● **WORK ORDER**
When copying the records below, keep every word as it is and drop the images.

[Collection entries]

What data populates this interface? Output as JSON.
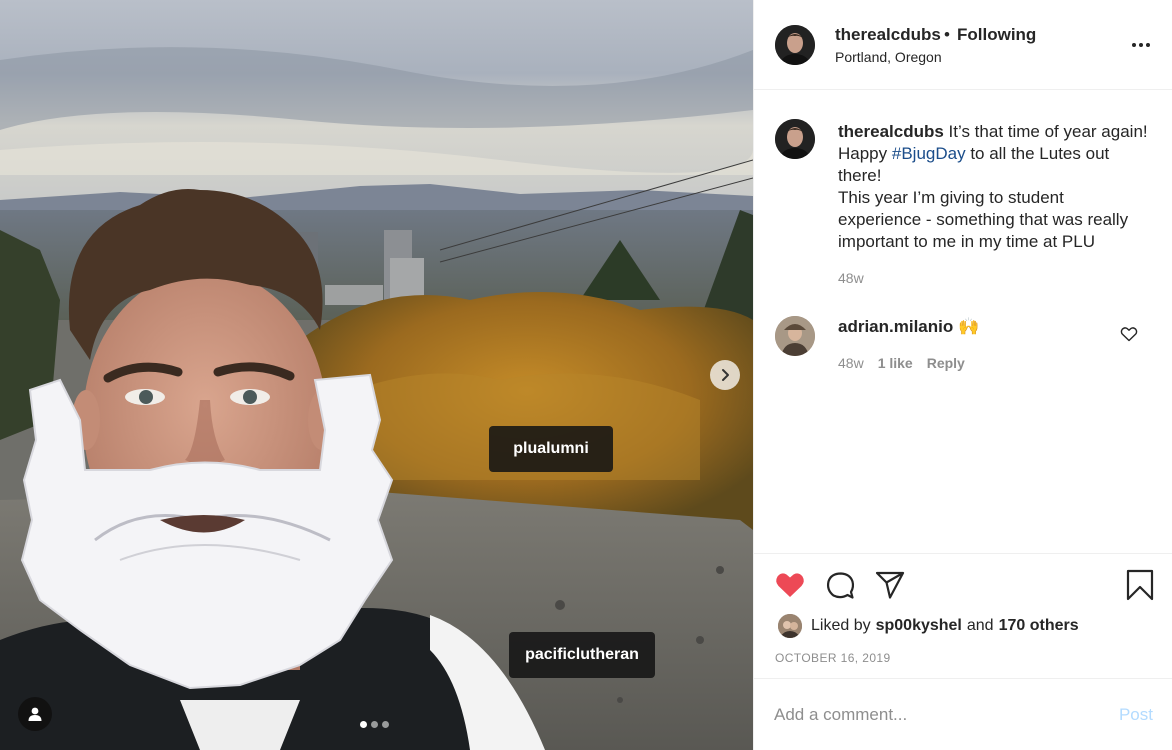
{
  "post": {
    "username": "therealcdubs",
    "separator": "•",
    "follow_status": "Following",
    "location": "Portland, Oregon"
  },
  "photo": {
    "tags": [
      "plualumni",
      "pacificlutheran"
    ],
    "carousel": {
      "count": 3,
      "active": 1
    }
  },
  "caption": {
    "username": "therealcdubs",
    "text_before": "It’s that time of year again! Happy ",
    "hashtag": "#BjugDay",
    "text_after": " to all the Lutes out there!",
    "text_line2": "This year I’m giving to student experience - something that was really important to me in my time at PLU",
    "time": "48w"
  },
  "comment": {
    "username": "adrian.milanio",
    "emoji": "🙌",
    "time": "48w",
    "likes": "1 like",
    "reply": "Reply"
  },
  "likes": {
    "prefix": "Liked by",
    "user": "sp00kyshel",
    "and": "and",
    "others": "170 others"
  },
  "date": "OCTOBER 16, 2019",
  "add_comment": {
    "placeholder": "Add a comment...",
    "post_label": "Post"
  },
  "icons": {
    "like": "heart-filled-icon",
    "comment": "comment-bubble-icon",
    "share": "paper-plane-icon",
    "save": "bookmark-icon",
    "more": "more-dots-icon",
    "next": "chevron-right-icon",
    "user_tags": "person-icon"
  },
  "colors": {
    "like": "#ed4956",
    "hashtag": "#1b4d8a",
    "post_disabled": "#b3dbff",
    "muted": "#8e8e8e"
  }
}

● **SOLVED PROBLEM**
What data populates this interface? Output as JSON.
{
  "post": {
    "username": "therealcdubs",
    "separator": "•",
    "follow_status": "Following",
    "location": "Portland, Oregon"
  },
  "photo": {
    "tags": [
      "plualumni",
      "pacificlutheran"
    ],
    "carousel": {
      "count": 3,
      "active": 1
    }
  },
  "caption": {
    "username": "therealcdubs",
    "text_before": "It’s that time of year again! Happy ",
    "hashtag": "#BjugDay",
    "text_after": " to all the Lutes out there!",
    "text_line2": "This year I’m giving to student experience - something that was really important to me in my time at PLU",
    "time": "48w"
  },
  "comment": {
    "username": "adrian.milanio",
    "emoji": "🙌",
    "time": "48w",
    "likes": "1 like",
    "reply": "Reply"
  },
  "likes": {
    "prefix": "Liked by",
    "user": "sp00kyshel",
    "and": "and",
    "others": "170 others"
  },
  "date": "OCTOBER 16, 2019",
  "add_comment": {
    "placeholder": "Add a comment...",
    "post_label": "Post"
  },
  "icons": {
    "like": "heart-filled-icon",
    "comment": "comment-bubble-icon",
    "share": "paper-plane-icon",
    "save": "bookmark-icon",
    "more": "more-dots-icon",
    "next": "chevron-right-icon",
    "user_tags": "person-icon"
  },
  "colors": {
    "like": "#ed4956",
    "hashtag": "#1b4d8a",
    "post_disabled": "#b3dbff",
    "muted": "#8e8e8e"
  }
}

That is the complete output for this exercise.